An identical copy of all the records is what the answer must contain.

Records from a data collection:
***
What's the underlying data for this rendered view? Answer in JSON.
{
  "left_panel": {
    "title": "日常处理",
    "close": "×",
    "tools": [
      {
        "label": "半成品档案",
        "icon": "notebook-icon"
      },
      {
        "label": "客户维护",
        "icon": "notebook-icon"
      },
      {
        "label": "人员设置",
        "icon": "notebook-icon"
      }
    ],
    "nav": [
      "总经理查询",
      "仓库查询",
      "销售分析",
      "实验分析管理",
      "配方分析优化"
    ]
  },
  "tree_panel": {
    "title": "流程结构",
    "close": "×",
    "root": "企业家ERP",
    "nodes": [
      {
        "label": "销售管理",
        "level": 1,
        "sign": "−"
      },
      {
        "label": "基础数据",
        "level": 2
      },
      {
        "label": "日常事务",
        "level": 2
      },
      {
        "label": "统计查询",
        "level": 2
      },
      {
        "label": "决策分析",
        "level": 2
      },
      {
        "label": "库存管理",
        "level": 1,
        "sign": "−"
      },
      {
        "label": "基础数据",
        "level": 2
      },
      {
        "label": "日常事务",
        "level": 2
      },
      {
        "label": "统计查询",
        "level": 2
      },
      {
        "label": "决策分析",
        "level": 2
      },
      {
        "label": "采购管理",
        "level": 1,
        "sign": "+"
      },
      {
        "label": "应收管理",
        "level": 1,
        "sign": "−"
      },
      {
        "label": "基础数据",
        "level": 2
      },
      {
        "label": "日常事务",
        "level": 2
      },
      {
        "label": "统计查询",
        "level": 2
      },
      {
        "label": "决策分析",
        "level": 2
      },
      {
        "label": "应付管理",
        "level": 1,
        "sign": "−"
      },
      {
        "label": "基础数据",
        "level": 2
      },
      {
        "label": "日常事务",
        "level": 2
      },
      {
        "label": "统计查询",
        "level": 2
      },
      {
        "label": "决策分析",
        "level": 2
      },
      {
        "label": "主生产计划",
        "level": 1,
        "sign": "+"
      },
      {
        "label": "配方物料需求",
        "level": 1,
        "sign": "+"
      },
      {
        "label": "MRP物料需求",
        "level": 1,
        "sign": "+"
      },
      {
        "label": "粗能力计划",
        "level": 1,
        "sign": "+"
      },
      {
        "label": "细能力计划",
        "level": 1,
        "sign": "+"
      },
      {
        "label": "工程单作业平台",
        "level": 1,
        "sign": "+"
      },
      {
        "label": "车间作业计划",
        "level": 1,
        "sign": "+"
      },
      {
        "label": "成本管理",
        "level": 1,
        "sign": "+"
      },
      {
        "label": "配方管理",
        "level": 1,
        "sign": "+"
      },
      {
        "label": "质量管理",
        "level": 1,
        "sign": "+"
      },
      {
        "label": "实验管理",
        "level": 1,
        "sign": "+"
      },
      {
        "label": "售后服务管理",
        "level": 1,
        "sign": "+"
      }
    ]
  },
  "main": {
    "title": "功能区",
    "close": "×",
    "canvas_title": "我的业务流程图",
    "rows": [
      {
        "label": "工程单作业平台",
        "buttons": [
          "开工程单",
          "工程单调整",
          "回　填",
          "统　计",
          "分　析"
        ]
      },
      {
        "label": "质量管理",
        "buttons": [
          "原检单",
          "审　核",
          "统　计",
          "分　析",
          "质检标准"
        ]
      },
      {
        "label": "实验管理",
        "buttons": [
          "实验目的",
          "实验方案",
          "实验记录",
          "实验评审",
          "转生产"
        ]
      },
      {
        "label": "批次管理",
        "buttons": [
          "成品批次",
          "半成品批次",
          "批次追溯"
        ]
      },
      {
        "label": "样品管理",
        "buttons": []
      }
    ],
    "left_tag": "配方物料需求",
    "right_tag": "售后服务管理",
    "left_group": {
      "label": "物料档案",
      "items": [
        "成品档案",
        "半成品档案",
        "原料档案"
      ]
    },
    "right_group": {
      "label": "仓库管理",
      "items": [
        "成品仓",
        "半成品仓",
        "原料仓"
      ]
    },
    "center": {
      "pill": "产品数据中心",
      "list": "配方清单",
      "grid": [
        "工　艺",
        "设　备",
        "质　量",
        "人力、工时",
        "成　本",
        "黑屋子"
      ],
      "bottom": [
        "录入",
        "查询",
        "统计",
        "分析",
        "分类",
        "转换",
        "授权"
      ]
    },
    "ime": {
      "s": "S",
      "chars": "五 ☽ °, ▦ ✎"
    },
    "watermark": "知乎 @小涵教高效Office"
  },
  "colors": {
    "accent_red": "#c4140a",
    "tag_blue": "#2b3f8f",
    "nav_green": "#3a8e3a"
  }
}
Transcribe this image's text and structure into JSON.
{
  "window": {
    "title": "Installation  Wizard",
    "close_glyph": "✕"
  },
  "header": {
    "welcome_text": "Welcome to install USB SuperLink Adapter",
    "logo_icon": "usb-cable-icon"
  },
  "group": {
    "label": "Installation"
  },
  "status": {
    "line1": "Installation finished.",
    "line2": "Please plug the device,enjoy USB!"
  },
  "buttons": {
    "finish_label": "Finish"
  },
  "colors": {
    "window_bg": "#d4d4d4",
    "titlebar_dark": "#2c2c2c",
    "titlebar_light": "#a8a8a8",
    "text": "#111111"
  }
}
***
Answer:
What's the underlying data for this rendered view? Answer in JSON.
{
  "left_panel": {
    "title": "日常处理",
    "close": "×",
    "tools": [
      {
        "label": "半成品档案",
        "icon": "notebook-icon"
      },
      {
        "label": "客户维护",
        "icon": "notebook-icon"
      },
      {
        "label": "人员设置",
        "icon": "notebook-icon"
      }
    ],
    "nav": [
      "总经理查询",
      "仓库查询",
      "销售分析",
      "实验分析管理",
      "配方分析优化"
    ]
  },
  "tree_panel": {
    "title": "流程结构",
    "close": "×",
    "root": "企业家ERP",
    "nodes": [
      {
        "label": "销售管理",
        "level": 1,
        "sign": "−"
      },
      {
        "label": "基础数据",
        "level": 2
      },
      {
        "label": "日常事务",
        "level": 2
      },
      {
        "label": "统计查询",
        "level": 2
      },
      {
        "label": "决策分析",
        "level": 2
      },
      {
        "label": "库存管理",
        "level": 1,
        "sign": "−"
      },
      {
        "label": "基础数据",
        "level": 2
      },
      {
        "label": "日常事务",
        "level": 2
      },
      {
        "label": "统计查询",
        "level": 2
      },
      {
        "label": "决策分析",
        "level": 2
      },
      {
        "label": "采购管理",
        "level": 1,
        "sign": "+"
      },
      {
        "label": "应收管理",
        "level": 1,
        "sign": "−"
      },
      {
        "label": "基础数据",
        "level": 2
      },
      {
        "label": "日常事务",
        "level": 2
      },
      {
        "label": "统计查询",
        "level": 2
      },
      {
        "label": "决策分析",
        "level": 2
      },
      {
        "label": "应付管理",
        "level": 1,
        "sign": "−"
      },
      {
        "label": "基础数据",
        "level": 2
      },
      {
        "label": "日常事务",
        "level": 2
      },
      {
        "label": "统计查询",
        "level": 2
      },
      {
        "label": "决策分析",
        "level": 2
      },
      {
        "label": "主生产计划",
        "level": 1,
        "sign": "+"
      },
      {
        "label": "配方物料需求",
        "level": 1,
        "sign": "+"
      },
      {
        "label": "MRP物料需求",
        "level": 1,
        "sign": "+"
      },
      {
        "label": "粗能力计划",
        "level": 1,
        "sign": "+"
      },
      {
        "label": "细能力计划",
        "level": 1,
        "sign": "+"
      },
      {
        "label": "工程单作业平台",
        "level": 1,
        "sign": "+"
      },
      {
        "label": "车间作业计划",
        "level": 1,
        "sign": "+"
      },
      {
        "label": "成本管理",
        "level": 1,
        "sign": "+"
      },
      {
        "label": "配方管理",
        "level": 1,
        "sign": "+"
      },
      {
        "label": "质量管理",
        "level": 1,
        "sign": "+"
      },
      {
        "label": "实验管理",
        "level": 1,
        "sign": "+"
      },
      {
        "label": "售后服务管理",
        "level": 1,
        "sign": "+"
      }
    ]
  },
  "main": {
    "title": "功能区",
    "close": "×",
    "canvas_title": "我的业务流程图",
    "rows": [
      {
        "label": "工程单作业平台",
        "buttons": [
          "开工程单",
          "工程单调整",
          "回　填",
          "统　计",
          "分　析"
        ]
      },
      {
        "label": "质量管理",
        "buttons": [
          "原检单",
          "审　核",
          "统　计",
          "分　析",
          "质检标准"
        ]
      },
      {
        "label": "实验管理",
        "buttons": [
          "实验目的",
          "实验方案",
          "实验记录",
          "实验评审",
          "转生产"
        ]
      },
      {
        "label": "批次管理",
        "buttons": [
          "成品批次",
          "半成品批次",
          "批次追溯"
        ]
      },
      {
        "label": "样品管理",
        "buttons": []
      }
    ],
    "left_tag": "配方物料需求",
    "right_tag": "售后服务管理",
    "left_group": {
      "label": "物料档案",
      "items": [
        "成品档案",
        "半成品档案",
        "原料档案"
      ]
    },
    "right_group": {
      "label": "仓库管理",
      "items": [
        "成品仓",
        "半成品仓",
        "原料仓"
      ]
    },
    "center": {
      "pill": "产品数据中心",
      "list": "配方清单",
      "grid": [
        "工　艺",
        "设　备",
        "质　量",
        "人力、工时",
        "成　本",
        "黑屋子"
      ],
      "bottom": [
        "录入",
        "查询",
        "统计",
        "分析",
        "分类",
        "转换",
        "授权"
      ]
    },
    "ime": {
      "s": "S",
      "chars": "五 ☽ °, ▦ ✎"
    },
    "watermark": "知乎 @小涵教高效Office"
  },
  "colors": {
    "accent_red": "#c4140a",
    "tag_blue": "#2b3f8f",
    "nav_green": "#3a8e3a"
  }
}
Transcribe this image's text and structure into JSON.
{
  "window": {
    "title": "Installation  Wizard",
    "close_glyph": "✕"
  },
  "header": {
    "welcome_text": "Welcome to install USB SuperLink Adapter",
    "logo_icon": "usb-cable-icon"
  },
  "group": {
    "label": "Installation"
  },
  "status": {
    "line1": "Installation finished.",
    "line2": "Please plug the device,enjoy USB!"
  },
  "buttons": {
    "finish_label": "Finish"
  },
  "colors": {
    "window_bg": "#d4d4d4",
    "titlebar_dark": "#2c2c2c",
    "titlebar_light": "#a8a8a8",
    "text": "#111111"
  }
}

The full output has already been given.